*** Data Section Begins ***

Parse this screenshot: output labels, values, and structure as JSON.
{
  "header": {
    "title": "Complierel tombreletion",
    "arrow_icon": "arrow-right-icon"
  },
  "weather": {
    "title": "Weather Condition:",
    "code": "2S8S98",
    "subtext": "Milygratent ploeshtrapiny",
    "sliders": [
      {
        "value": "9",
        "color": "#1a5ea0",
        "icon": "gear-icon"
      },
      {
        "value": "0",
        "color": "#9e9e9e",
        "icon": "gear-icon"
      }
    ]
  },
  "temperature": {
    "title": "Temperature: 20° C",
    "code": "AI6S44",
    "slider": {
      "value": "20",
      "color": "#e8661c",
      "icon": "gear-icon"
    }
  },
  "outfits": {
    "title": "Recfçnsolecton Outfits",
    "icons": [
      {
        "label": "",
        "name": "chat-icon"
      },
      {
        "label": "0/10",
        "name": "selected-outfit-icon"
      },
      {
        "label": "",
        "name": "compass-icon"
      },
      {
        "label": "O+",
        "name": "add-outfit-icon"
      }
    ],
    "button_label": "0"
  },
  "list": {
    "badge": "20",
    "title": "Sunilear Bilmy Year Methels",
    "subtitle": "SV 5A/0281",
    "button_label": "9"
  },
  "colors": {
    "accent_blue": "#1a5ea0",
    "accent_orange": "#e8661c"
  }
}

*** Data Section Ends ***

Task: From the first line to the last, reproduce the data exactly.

The answer:
Parse this screenshot: output labels, values, and structure as JSON.
{
  "header": {
    "title": "Complierel tombreletion",
    "arrow_icon": "arrow-right-icon"
  },
  "weather": {
    "title": "Weather Condition:",
    "code": "2S8S98",
    "subtext": "Milygratent ploeshtrapiny",
    "sliders": [
      {
        "value": "9",
        "color": "#1a5ea0",
        "icon": "gear-icon"
      },
      {
        "value": "0",
        "color": "#9e9e9e",
        "icon": "gear-icon"
      }
    ]
  },
  "temperature": {
    "title": "Temperature: 20° C",
    "code": "AI6S44",
    "slider": {
      "value": "20",
      "color": "#e8661c",
      "icon": "gear-icon"
    }
  },
  "outfits": {
    "title": "Recfçnsolecton Outfits",
    "icons": [
      {
        "label": "",
        "name": "chat-icon"
      },
      {
        "label": "0/10",
        "name": "selected-outfit-icon"
      },
      {
        "label": "",
        "name": "compass-icon"
      },
      {
        "label": "O+",
        "name": "add-outfit-icon"
      }
    ],
    "button_label": "0"
  },
  "list": {
    "badge": "20",
    "title": "Sunilear Bilmy Year Methels",
    "subtitle": "SV 5A/0281",
    "button_label": "9"
  },
  "colors": {
    "accent_blue": "#1a5ea0",
    "accent_orange": "#e8661c"
  }
}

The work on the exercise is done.